I also stage managed three shows - The Book of Liz, All My Sons, and W;t. Those were all wonderful experiences as well.
Can you describe your process? How do you work, as an actor?
I usually don't try to make any creative decisions before I get into the rehearsal process. I certainly like to read through a script before I get to the first rehearsal, but I really don't feel equipped to make any decisions until I'm with the whole cast. For me it's just about staying focused with each individual director, and trying to do the line work as early as possible, so I can fully utilize the time in rehearsals to play, and make descisions. When I'm getting off-book I run lines everywhere, on the bus, in bed, out loud at work (to which the general response is usually something like, "Lucy, are you okay?" - "Oh you're new? Don't worry about her, she's crazy.") walking downtown, in cafes alone; if I've got a spittle's worth of time I can run my lines. I work pretty dang hard. I guess that's my process.
What are you working on now?
I'm currently in rehearsals for an All Together Theatre (family series) show at LTW. I'm directing an adaptation of The Brave Little Tailor that opens on February 17th and runs Sunday afternoons until May 12th. It's super fun, and sweet, and it's actually my directorial debut in Tucson. It's definitely a different experience. I have been around the folks at LTW for what seems like so long now that it's odd to be directing them.

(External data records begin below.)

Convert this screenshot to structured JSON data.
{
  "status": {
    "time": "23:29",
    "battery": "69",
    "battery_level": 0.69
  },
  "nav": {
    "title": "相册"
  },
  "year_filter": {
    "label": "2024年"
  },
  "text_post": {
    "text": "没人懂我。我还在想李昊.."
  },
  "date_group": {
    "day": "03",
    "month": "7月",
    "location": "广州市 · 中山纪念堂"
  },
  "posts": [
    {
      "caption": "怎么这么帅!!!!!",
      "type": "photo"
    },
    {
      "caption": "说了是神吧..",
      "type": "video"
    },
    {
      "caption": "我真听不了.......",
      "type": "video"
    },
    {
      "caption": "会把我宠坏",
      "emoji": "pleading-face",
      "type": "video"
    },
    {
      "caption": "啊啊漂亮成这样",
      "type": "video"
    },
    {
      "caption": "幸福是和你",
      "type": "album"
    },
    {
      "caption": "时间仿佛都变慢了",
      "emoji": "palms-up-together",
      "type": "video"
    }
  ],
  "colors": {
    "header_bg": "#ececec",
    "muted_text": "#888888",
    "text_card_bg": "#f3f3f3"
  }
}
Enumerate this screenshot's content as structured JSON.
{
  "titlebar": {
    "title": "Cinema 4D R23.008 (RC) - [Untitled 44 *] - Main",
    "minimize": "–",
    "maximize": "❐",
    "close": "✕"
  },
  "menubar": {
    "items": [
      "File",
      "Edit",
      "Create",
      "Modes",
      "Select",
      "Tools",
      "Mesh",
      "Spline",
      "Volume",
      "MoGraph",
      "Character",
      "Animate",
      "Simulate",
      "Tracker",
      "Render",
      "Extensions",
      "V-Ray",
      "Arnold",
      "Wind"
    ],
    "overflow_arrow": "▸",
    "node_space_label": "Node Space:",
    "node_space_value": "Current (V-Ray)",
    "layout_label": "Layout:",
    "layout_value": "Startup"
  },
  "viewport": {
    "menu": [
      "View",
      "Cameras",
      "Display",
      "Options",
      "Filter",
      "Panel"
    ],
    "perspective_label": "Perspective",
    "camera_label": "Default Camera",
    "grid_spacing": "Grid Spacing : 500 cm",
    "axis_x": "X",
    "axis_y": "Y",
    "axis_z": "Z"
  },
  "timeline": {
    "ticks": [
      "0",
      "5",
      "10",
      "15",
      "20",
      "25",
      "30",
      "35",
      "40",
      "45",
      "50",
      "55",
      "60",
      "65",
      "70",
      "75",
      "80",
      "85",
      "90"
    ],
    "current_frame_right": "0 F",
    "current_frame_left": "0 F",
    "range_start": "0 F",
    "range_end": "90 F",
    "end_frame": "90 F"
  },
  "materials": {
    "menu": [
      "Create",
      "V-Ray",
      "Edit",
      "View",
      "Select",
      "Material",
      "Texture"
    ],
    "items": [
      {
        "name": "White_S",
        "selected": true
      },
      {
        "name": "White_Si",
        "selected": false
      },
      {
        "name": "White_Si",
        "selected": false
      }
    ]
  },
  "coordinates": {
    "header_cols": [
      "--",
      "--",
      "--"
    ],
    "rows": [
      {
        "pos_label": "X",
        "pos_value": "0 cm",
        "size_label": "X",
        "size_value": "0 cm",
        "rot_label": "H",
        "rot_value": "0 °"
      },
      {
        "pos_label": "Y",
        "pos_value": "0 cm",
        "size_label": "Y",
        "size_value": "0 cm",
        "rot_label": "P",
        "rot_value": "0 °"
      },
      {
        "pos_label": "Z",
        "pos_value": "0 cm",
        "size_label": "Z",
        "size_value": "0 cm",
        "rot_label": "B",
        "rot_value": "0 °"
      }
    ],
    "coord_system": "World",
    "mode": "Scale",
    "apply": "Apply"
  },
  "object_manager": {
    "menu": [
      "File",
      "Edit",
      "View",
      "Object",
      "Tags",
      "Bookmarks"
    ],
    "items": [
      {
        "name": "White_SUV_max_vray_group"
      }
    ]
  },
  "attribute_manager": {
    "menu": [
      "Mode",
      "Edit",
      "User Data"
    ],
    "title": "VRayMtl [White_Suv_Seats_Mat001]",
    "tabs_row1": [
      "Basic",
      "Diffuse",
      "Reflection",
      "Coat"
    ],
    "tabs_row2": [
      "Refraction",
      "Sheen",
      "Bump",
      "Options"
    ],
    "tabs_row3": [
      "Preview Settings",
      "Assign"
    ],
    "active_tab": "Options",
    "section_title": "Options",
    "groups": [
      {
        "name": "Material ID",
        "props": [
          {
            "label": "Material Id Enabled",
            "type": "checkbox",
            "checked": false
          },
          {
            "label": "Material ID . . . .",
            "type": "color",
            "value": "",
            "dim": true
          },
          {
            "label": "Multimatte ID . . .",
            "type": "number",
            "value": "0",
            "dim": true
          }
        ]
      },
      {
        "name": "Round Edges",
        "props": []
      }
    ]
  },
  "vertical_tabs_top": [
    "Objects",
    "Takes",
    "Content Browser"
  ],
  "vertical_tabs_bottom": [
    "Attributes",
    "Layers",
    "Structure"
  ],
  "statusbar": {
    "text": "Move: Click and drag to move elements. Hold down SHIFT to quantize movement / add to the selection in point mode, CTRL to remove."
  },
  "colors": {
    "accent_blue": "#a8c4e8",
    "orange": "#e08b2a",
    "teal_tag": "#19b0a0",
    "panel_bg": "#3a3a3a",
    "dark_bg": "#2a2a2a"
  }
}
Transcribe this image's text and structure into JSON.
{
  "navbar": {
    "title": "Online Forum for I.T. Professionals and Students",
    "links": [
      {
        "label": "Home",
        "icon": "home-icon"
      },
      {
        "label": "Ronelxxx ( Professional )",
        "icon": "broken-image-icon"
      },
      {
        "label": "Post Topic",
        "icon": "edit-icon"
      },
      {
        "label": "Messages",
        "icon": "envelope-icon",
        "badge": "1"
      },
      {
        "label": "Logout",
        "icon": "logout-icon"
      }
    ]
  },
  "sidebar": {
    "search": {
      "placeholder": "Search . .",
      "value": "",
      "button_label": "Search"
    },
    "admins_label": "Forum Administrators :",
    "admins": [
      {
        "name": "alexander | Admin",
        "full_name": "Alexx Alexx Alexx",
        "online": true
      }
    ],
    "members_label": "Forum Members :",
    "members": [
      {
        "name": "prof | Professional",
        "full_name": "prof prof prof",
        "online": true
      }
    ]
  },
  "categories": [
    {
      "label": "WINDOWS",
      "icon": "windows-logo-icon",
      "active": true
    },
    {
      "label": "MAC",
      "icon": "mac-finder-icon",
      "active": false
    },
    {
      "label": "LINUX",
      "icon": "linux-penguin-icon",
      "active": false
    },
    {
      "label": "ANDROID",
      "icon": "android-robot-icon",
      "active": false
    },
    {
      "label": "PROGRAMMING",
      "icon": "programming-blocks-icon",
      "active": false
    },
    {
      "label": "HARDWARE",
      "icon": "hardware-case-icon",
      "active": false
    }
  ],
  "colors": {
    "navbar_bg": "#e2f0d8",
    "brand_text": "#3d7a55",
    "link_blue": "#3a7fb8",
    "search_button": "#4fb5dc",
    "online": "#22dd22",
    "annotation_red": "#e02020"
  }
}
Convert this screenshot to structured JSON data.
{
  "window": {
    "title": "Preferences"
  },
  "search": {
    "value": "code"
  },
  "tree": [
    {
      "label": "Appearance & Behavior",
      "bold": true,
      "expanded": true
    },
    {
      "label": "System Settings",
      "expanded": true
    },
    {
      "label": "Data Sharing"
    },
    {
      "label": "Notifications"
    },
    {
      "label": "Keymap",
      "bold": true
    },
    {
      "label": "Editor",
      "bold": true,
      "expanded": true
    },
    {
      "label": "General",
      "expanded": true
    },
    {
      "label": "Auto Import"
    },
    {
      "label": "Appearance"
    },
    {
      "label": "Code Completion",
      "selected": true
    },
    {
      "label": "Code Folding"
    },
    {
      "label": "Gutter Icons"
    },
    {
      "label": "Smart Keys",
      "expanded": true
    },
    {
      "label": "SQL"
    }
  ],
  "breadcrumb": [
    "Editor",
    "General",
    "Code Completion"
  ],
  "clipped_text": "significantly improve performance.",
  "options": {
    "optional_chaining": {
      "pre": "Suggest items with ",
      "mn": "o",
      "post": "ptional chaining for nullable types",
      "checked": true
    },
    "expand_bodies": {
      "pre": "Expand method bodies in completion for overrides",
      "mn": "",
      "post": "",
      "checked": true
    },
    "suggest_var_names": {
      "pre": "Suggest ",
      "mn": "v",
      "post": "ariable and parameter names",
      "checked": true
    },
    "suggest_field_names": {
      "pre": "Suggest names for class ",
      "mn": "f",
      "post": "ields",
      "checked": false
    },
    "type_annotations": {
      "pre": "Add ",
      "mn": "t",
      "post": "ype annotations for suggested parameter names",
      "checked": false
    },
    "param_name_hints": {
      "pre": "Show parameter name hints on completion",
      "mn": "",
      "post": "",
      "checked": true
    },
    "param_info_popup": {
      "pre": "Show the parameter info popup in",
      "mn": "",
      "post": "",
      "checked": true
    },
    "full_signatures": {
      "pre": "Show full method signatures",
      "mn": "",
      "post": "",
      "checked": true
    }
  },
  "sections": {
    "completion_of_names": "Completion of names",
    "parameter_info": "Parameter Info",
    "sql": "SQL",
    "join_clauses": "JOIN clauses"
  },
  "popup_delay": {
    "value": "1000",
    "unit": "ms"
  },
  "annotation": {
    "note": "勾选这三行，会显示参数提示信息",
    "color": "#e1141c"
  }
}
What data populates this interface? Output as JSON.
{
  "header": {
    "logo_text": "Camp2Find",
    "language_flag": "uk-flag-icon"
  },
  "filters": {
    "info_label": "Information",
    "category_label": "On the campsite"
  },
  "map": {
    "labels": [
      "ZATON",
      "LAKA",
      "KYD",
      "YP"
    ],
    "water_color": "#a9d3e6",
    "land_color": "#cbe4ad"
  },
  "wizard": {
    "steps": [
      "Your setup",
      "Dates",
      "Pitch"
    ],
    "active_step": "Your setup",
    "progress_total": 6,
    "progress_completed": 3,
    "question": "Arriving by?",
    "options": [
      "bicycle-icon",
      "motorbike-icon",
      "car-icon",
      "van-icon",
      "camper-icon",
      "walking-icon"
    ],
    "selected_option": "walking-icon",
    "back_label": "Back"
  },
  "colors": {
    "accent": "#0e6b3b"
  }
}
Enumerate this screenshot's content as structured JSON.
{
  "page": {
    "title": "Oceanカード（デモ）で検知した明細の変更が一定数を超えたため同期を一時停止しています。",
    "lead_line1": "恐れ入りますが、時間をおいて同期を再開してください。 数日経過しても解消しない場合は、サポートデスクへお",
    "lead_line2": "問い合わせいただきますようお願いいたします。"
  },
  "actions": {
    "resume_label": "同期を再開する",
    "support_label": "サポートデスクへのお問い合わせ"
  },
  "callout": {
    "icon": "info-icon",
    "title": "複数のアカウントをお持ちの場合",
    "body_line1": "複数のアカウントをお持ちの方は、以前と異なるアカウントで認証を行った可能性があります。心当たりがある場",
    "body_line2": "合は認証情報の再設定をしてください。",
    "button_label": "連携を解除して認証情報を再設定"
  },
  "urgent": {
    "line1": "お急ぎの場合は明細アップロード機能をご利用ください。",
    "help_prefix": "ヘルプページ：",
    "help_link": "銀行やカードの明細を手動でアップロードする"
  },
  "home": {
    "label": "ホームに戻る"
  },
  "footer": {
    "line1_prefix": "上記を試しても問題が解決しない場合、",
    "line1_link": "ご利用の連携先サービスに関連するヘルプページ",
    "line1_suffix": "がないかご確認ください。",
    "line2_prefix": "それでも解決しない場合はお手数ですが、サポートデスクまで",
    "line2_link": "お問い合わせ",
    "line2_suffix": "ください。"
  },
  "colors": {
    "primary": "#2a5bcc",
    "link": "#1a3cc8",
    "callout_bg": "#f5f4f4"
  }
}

I did a bit of directing while still in high school for my senior internship, but it's way different to work with actors that really get where I'm coming from and can easily decipher my vague, but convoluted notes. Having ultimate control over all of the aspects in the show is really thrilling, and a bit draining, but I'm definitely into it, and see myself directing more in the future.
What are your plans for the future?
Honestly, my plans for the future at this point are to keep my current day job, and help the store I work at grow and develop so that I stay financially sound so I can continue to live alone, and do theatre at night. It really doesn't get much better than that for me. And when I'm not doing theatre I'm focusing my energy into my visual art, or media. I've been getting into music lately and working on honing that a bit. Ultimately I don't have any visions of grandeur, and don't have any plans to hop on a plane to LA or New York any time soon. I just want to be a starving artist. Before I turn 20 this year I will have been in over 40 fully fledged productions, and I don't feel like anything can stop me now. I just want to keep doing as much theatre as I can get my hands on, and eat well, and stay happy and artistically active. That's, I think the most important, and worthwhile thing I can do.